**Exercise objective**
For each line below, check for the word "true", then state how many lines contain it, with no other output.

**Materials provided**
▶

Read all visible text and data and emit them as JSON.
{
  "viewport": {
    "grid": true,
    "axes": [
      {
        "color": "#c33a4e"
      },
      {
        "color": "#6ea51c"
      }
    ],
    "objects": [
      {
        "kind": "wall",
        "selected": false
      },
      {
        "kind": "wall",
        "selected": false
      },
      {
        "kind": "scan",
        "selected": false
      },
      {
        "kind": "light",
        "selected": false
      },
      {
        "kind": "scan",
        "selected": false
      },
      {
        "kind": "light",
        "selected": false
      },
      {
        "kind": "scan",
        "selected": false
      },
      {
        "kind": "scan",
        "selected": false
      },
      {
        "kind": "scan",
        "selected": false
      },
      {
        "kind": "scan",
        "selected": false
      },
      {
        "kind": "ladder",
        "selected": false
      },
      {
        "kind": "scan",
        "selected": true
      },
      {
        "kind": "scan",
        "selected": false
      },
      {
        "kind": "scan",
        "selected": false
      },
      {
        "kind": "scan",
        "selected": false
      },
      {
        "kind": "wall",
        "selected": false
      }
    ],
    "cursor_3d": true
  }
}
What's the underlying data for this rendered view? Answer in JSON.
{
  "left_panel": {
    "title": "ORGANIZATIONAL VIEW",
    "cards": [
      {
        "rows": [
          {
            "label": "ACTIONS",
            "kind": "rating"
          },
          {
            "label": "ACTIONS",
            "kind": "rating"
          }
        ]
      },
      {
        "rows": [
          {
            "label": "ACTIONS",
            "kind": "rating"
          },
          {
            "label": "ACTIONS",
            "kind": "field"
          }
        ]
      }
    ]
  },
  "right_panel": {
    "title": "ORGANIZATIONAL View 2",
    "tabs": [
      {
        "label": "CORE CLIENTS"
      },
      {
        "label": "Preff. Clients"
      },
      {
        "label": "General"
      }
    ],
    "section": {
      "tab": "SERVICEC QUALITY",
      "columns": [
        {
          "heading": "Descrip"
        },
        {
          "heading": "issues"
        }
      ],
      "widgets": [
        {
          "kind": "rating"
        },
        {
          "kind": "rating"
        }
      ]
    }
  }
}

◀

**Written answer**
3